Last April, Reduxio presented at the CCISDA Spring Conference in their first ever IGNITE Vendor event. If you aren’t familiar with this kind of presentation, let me give you the rundown: each participant gets 5 minutes to present 20 slides, each of which advances automatically every 15 seconds.. The audience gets a speedy and entertaining talk providing a ton of information.
Old-time Reduxians will recall my inital demos of BackDating, formatting Windows disks then happily recovering them, playing the somewhat controversial If I Could Turn Back Time song by Cher.
IT pros don’t get to be in the limelight often. They usually just stay in the wings doing their job, be it troubleshooting some network issue, analyzing logs, managing storage systems, fixing a software bug, and more. You get the picture – the IT professional is hard at work in the background to keep things running smoothly. Well, that is, until he gets dragged out of his hideaway when IT catastrophes strike in the corporate world.
Let’s face it; even though IT professionals are superheroes in their respective organizations, they can struggle too.
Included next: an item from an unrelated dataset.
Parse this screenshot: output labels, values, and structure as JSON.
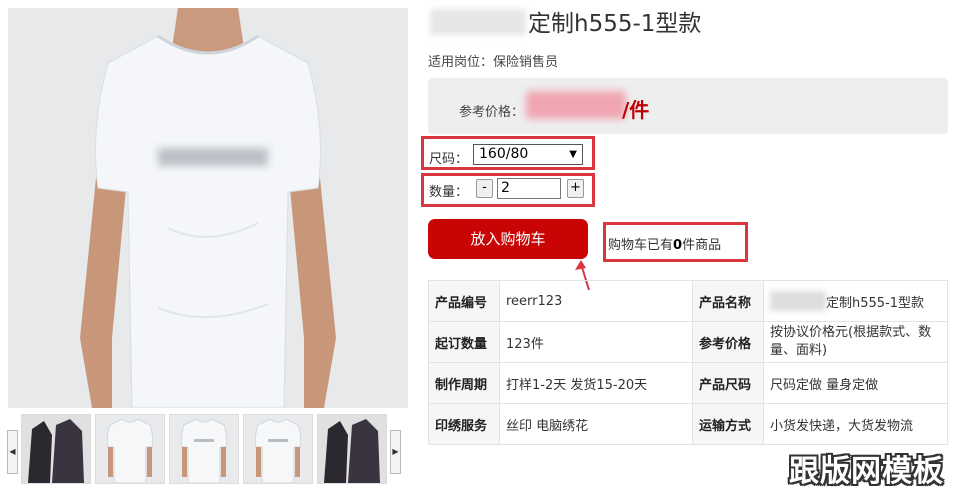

But then again, if things were that easy, it wouldn’t take an IT Superhero to handle the job, right? That said, we’ve listened to the feedback you have provided here and compiled a list of the top seven most common struggles that professionals in the IT world face.
Hackathons are great learning environments for aspiring entrepreneurs, designers, engineers, marketers and corporate change agents - essentially anyone and everyone involved in the creative process of innovating. This post explores how both participants and companies can benefit significantly from a hackathon, and explains how you can start organizing hackathons within your company.
How to make sure arrogance doesn’t keep you from becoming an even better software engineer.
I am hypocritically modest. And I think you are too.
When you first meet a hypocritically modest person, you may perceive us as reserved, perhaps insecure or shy. If you are insecure yourself, you may feel that we are a little bit snobbish.